Rallisport Challenge Review
This is easily the best driving game currently available for the Xbox, and no Xbox owner should be caught without it.
Rallisport Challenge is the kind of game that you will show off to impress all your friends and family members--it looks and plays that good. Developed by Sweden-based Digital Illusions, the game has what's arguably some of the best graphics yet to grace the Xbox since Halo and Dead or Alive 3, and even if you're not particularly interested in driving games, you should own Rallisport Challenge just for the sake of marveling at its visual splendor. But underneath its layer of graphics is an equally impressive driving game that re-creates the sheer thrill of driving a 450-horsepower rally car in a way that few other games have in the past. To be clear, Rallisport Challenge is by no means a simulation, and the only part of the sport that the game truly captures is the actual driving; other aspects of rally racing have been left out in favor of making the game accessible to a wider range of people than those who have bumper stickers that read "My other car is a Lancia Stratos." Still, fans of the world rally championship league--and those who aren't--will greatly appreciate Rallisport Challenge.
Rallisport Challenge is actually four different rally games in one. There are a total of 41 tracks spread across 12 different environments, and each one of these falls under one of four unique rally types. There are the traditional rally races, wherein you race against the clock throughout a series of checkpoints; ice racing, which involves competing against three other opponents on ice-slicked roads; hill climbs, which are similar to rally races, but your overall objective is to scale a mountain as fast as possible; and rally cross events, which are circuit-based races against other drivers on tracks that have several different types of terrain, like mud, gravel, or asphalt. To be precise, the tracks in the game are made up of one of six different terrain types, and each one has a dramatic effect on the way your car handles. Tarmac, for example, provides for extraordinary grip but makes it somewhat difficult for you to powerslide through corners, a technique that's a staple of rally racing. Gravel and mud, on the other hand, will affect how fast you accelerate in a straight line, but the relative lack of traction makes it easier to push your car around turns. Before every race, you're given the option of choosing a tire compound that's best suited for the current track conditions, but things such as changing weather conditions (a light drizzle at the start of a race might clear up by the time you cross the finish line) and multiple surface types (some tracks consist of mud and gravel or tarmac and sand) will add a bit of challenge to this selection process.

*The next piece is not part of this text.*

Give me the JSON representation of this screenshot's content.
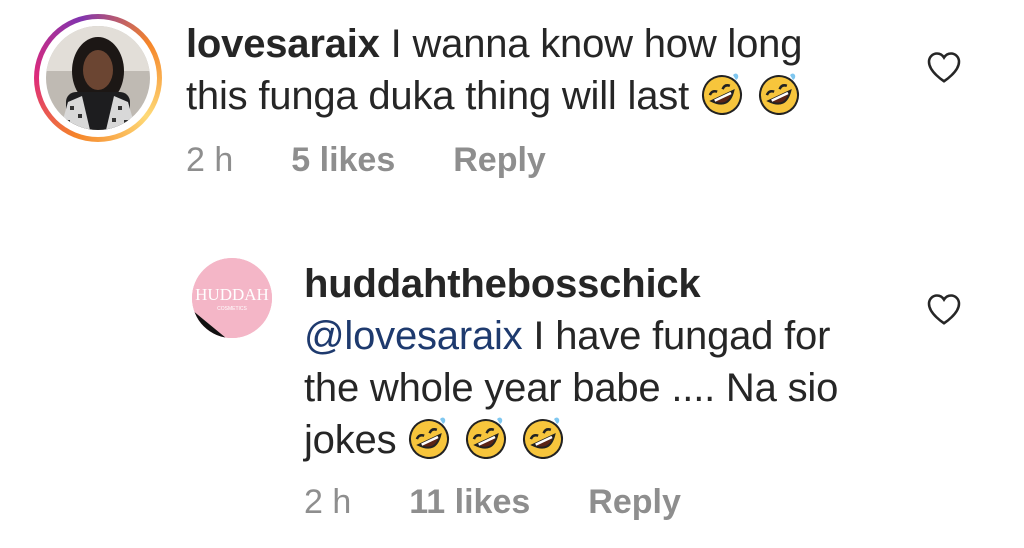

As you'd probably expect from a racing game, Rallisport Challenge is split up between a persistent career mode and a quick race mode designed to get you in and out of a race as fast as possible. A third option, a time attack mode, is also available. Time attack is similar to quick race, but in it, you compete against the clock, not other cars. Obviously, the game's core lies in the career mode. Here, you'll create a persona and compete in a series of 19 events that are split up across four difficulty levels. Each of these events is made up of anywhere from three to nine individual rally, hill climb, rally cross, or ice races, and you'll get points for driving each course faster than the posted times for first, second, and third place. Initially, only the easiest series of races are available to you, but as you rack up enough points, you'll unlock subsequent events. If you didn't think you gave a certain series of races your best shot, you can go back and try it again, though you'll lose all the points that you had previously gained, so there's a bit of risk involved in reattempting old races. Interestingly enough, you also get points for completing each race with as little damage to your car as possible. If you aren't careful, your car can end up with broken taillights, shattered windows, and bent fenders, and the more cuts and bruises that your car accrues, the fewer points you'll get at the end of each race. No matter how much you bang up your car, though, damage has no effect on its handling or performance. As you unlock tracks in the career mode, they'll be made available for you in the time attack and quick race modes.